picnictutorials — 2013-03-02T08:00:01-05:00 — #1
As some probably know, my previous domain, creative as it was, sucked ***** when it came to seo. So I switched it (still working on that long horrible process) to my new domain as shown in my sig. In 10 years time, my traffic never exceeded 15,000 monthly. Well now, ONE MONTH after the switch, my traffic rose to 76,188 for February. What?! Maybe a fluke time will tell... In order to get any real advertising I need to get over 100,000. I will do that soon.
marplo — 2013-03-02T11:25:30-05:00 — #2
Probably the name of the new domain has words that are more used in search engines, or because the domain is new, google gives some advantage in serch results for the new web site to be known.
picnictutorials — 2013-03-02T12:16:51-05:00 — #3
The opposite actually. A new domain should carry less weight.
mikl — 2013-03-03T08:18:23-05:00 — #4
In fact, there's plenty of evidence to suggest that a new domain will initially enjoy higher rankings - just by virture of the fact that it is new. But it's likely to be temporary. After a few weeks, it will probably go down to a more "natural" level. So don't count on getting to that 100,000 figure soon.
On a more general point, just because your old domain did badly from an SEO point of view, that's no reason to switch to a different domain. After all, it's the same content. Better to put the effort into improving the existing content. Of course, if you continue to get the high traffic you are now seeing, then that's another matter. But unfortunately I suspect it will fall back quite soon.
telemediamobile — 2013-03-03T13:43:08-05:00 — #5
It is apparent that is largely because of the new words in the new domain. For long me and some colleagues have debated which are more attractive to search engines: short domains with the .com, or phrase-like domains with any extension. What we're seeing is that "good" phrase-like domains (with any extension) relative to your product get more search engine display; although, the viewer's ability to make a mental note of your domain and return to it is diminished. So the question is, do you want your domain to keep popping up but hard to remember; or do you want it to pop up less, but easier to remember?
I propose a "bookmark-us" link on the first page of phrasal domains. I disagree with a user that Google gives advantage to new websites -- to the very contrary! And for those who still doubt, hyphenated domains are, indeed, a disadvantage.
Any weirdly worded domain, like "ztx0fw.me", can have a strong search engine frequency if branded well enough; though, branding a domain is expensive and time consuming. A good place to test the weight of the wording of your domain before you purchase it is the domain appraisal web interface at GoDaddy; we've noticed that it focuses more on the popularity of the words -- a higher amount is indicative of the frequency/popularity of the combined words. Here is a tip: The term "face" combined with another short practical word seems to output good frequencies; same can be said for: book, game, and mobile.
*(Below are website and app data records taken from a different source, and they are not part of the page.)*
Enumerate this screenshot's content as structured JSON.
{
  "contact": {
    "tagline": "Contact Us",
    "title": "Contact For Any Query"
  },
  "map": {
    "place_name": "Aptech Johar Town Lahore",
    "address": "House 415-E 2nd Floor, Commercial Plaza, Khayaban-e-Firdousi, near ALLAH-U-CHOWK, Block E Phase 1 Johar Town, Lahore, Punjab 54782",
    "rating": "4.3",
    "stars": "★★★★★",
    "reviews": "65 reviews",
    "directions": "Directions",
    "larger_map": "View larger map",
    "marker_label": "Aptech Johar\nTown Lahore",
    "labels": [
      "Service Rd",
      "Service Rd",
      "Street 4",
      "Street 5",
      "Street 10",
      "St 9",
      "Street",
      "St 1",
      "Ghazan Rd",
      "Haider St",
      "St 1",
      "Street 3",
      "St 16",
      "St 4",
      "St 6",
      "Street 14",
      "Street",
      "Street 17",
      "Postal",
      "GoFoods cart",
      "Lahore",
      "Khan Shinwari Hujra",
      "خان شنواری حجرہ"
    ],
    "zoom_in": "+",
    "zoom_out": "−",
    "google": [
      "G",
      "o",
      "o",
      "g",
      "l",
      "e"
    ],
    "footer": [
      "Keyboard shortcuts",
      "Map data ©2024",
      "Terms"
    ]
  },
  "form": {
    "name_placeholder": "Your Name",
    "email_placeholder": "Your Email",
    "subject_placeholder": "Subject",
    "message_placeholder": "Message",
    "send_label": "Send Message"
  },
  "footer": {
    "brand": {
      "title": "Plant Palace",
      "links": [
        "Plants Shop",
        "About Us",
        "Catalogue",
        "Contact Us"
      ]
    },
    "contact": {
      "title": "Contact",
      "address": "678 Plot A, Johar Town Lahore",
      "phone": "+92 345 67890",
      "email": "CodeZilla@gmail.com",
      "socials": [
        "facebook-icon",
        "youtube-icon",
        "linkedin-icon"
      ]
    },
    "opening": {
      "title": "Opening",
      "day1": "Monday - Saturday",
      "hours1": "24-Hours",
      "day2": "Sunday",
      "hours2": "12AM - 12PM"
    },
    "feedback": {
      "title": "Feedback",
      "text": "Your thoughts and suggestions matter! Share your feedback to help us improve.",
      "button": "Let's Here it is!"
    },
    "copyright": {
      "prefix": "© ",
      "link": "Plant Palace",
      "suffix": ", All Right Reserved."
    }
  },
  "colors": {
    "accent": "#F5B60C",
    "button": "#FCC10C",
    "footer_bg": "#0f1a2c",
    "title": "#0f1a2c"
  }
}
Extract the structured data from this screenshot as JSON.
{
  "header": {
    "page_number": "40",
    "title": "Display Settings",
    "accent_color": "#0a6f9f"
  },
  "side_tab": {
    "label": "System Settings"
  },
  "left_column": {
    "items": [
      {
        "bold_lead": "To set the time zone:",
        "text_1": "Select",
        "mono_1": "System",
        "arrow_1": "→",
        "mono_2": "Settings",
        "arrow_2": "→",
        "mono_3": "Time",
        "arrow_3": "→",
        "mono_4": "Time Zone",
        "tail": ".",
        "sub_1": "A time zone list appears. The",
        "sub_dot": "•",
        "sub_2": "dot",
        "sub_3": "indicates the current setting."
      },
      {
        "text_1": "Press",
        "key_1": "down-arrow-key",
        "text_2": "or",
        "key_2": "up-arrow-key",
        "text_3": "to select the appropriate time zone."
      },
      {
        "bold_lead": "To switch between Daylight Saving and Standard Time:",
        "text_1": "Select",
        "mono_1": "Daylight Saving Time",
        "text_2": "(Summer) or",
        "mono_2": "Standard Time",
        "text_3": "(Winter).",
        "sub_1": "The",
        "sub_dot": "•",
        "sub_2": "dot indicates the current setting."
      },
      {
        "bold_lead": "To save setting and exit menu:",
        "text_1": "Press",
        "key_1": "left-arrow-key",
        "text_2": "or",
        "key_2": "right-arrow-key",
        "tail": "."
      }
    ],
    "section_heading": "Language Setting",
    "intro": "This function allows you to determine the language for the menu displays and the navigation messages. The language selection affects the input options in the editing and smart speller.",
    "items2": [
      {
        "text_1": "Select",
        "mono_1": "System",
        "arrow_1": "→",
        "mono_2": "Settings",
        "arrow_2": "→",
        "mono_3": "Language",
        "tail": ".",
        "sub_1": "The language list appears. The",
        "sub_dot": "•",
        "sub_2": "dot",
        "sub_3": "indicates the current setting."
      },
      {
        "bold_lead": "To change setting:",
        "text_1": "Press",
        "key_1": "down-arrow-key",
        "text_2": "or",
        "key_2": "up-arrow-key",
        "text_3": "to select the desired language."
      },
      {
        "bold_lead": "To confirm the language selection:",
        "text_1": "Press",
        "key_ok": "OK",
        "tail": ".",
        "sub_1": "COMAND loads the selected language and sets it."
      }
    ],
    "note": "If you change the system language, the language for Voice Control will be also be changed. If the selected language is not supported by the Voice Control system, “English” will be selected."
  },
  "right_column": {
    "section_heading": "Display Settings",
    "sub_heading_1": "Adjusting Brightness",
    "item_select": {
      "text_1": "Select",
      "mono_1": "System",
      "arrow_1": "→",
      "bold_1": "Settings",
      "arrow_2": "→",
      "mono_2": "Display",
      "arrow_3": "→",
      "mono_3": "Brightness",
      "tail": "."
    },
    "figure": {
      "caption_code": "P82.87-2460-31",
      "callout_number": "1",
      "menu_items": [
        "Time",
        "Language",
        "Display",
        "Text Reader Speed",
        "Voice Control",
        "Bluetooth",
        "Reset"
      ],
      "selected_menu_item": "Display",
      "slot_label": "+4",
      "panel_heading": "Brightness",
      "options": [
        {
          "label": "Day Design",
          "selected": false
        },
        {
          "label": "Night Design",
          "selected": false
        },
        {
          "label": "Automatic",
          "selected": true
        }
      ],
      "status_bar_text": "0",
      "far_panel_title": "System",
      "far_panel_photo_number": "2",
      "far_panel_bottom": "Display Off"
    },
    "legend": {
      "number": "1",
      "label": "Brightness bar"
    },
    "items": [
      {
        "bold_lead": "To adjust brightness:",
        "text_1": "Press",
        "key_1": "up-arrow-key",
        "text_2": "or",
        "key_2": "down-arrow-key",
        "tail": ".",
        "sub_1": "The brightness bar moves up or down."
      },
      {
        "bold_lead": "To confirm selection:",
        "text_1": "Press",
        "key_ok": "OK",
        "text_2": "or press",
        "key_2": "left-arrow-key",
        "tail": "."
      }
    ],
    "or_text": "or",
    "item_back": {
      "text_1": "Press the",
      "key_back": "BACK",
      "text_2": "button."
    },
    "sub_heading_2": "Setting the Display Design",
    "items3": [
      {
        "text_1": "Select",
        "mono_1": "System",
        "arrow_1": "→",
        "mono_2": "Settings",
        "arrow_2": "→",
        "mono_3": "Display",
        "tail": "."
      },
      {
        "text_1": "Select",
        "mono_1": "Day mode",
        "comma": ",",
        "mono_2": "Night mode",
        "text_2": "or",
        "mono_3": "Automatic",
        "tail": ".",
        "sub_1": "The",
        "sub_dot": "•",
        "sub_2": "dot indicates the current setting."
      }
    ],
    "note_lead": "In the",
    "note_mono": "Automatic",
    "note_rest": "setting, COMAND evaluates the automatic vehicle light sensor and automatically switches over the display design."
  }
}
In any event, I'm glad your new domain is doing so well. Congrats!
picnictutorials — 2013-03-03T13:54:31-05:00 — #6
Wow first post without a question, no link, and well written to boot! Well done. I agree with you. Google does not give preference to new domains. Google gives preference to seasoned domaines.
Mikl, I switched to a new domain after fruitlessly trying to crack the first page (or anywhere near it) for 10 years. I gave it a honest try i believe with that domain. I have other sites that have cracked it. #1 infact for many search terms. I have no doubt that now withy the new domain and my gained knowledge of seo my new site will flourish.